Many of Godard’s most iconic movies are about men—Pierrot le Fou, Bande à Part, Alphaville—but women are the real stars: women who sell sex, women who break the law, women on the run, women who are maybe still girls, women who aren’t sure if they’re unhappy because they’re not free, or not free because they’re unhappy. Women who, at their lowest, still look coiffed; they embody that je ne sais pas quoi temerity associated with French women, regardless of whether or not they are actually French. (Jean Seberg, the star of Breathless, was American; Anna Karina is Dutch).

Discussions of whether Godard’s work is feminist bore me (as do most discussions about whether a piece of art is or isn’t feminist, as if it’s an either/or matter). I suppose boredom is an appropriate reaction, since ennui never looked better than in his films.

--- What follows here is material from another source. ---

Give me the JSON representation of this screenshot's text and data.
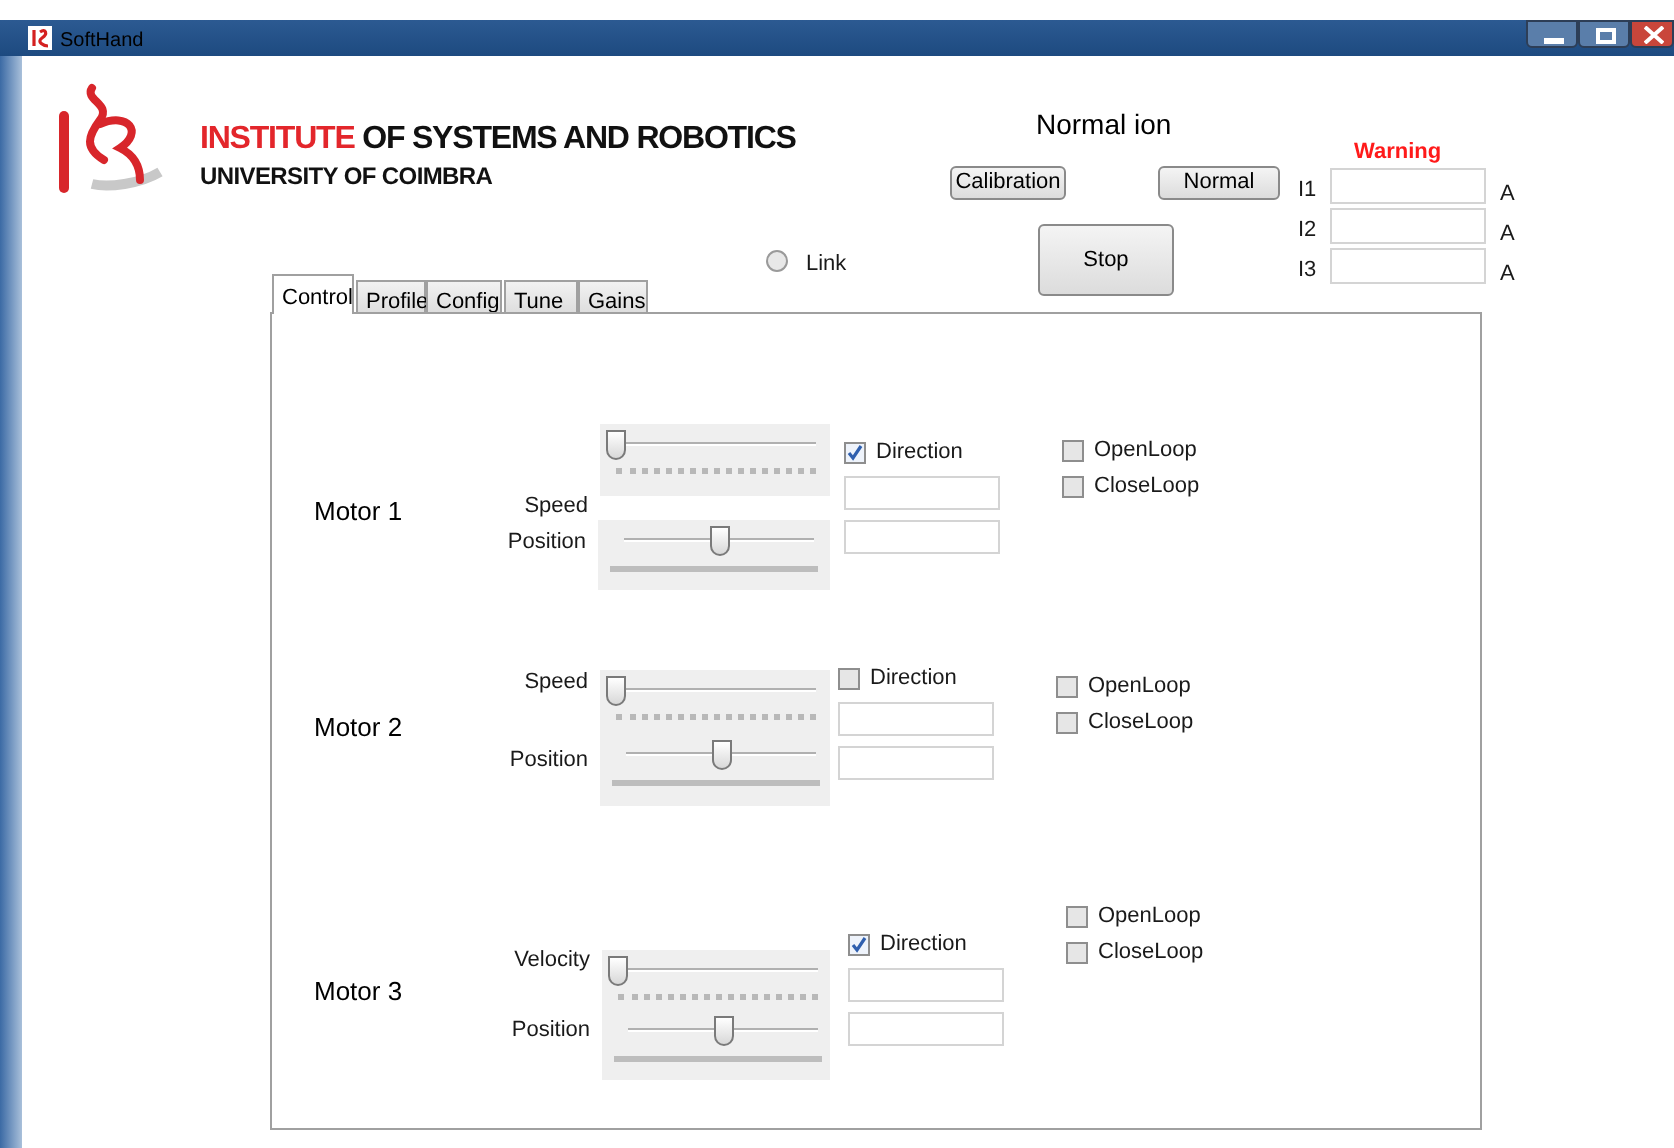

Susan Sontag argued that Godard’s movies offered proofs, not analyses, in that he did not question why things were, but rather showed them as they were. For all the deliberate artifice, his films did expose truth: they were sincere about the freedoms, and limitations, of aesthetics. And they were honest about who gets to bedisillusioned with society: the men who were part of it to begin with.

In Pierrot le Fou, Ferdinand (Belmondo again) decides, at a party, that he is fed up with the bourgie lifestyle. He abandons his wife and children and runs off with the babysitter, Marianne (Karina, of course). Marianne is involved in a smuggling plot, and being chased by terrorists after having killed a man. Like many of Godard’s women, she is reckless and enigmatic, an outsider even within her own movie. Her backstory is the catalyst for Ferdinand’s Rousseau-like fantasies of escape. But on the road, Ferdinand quickly becomes bored of Marianne, who, like Patricia in À Bout De Souffle, wants to return to society: she can’t fulfill his fantasies of escape, because she’s too busy figuring out what she wants herself.

The women in Godard’s films are always aspiring to their roles: Patricia, the aspiring journalist in À Bout de Souffle. Angela, the aspiring mother in Une Femme est Une Femme. Nana, the aspiring prostitute in Vivre sa Vie. While the men try to break away from the world, the women try to break in. Like the films themselves, they allure (male) onlookers with the suggestion of sophistication and fantasy, but their shit is way more complicated than the faces on the posters suggest.

Godard’s politics—anti-capitalist, anti-bourgie, pro-undiscerning references to Marx and Mao—may feel superficial (and dated), but his films survive as political artifacts. And five decades later, we remain focused on the women, frustrated as ever.

Godard Forever: Part 1, a 17-film retrospective on Godard’s work, is now screening at the TIFF Bell Lightbox in Toronto.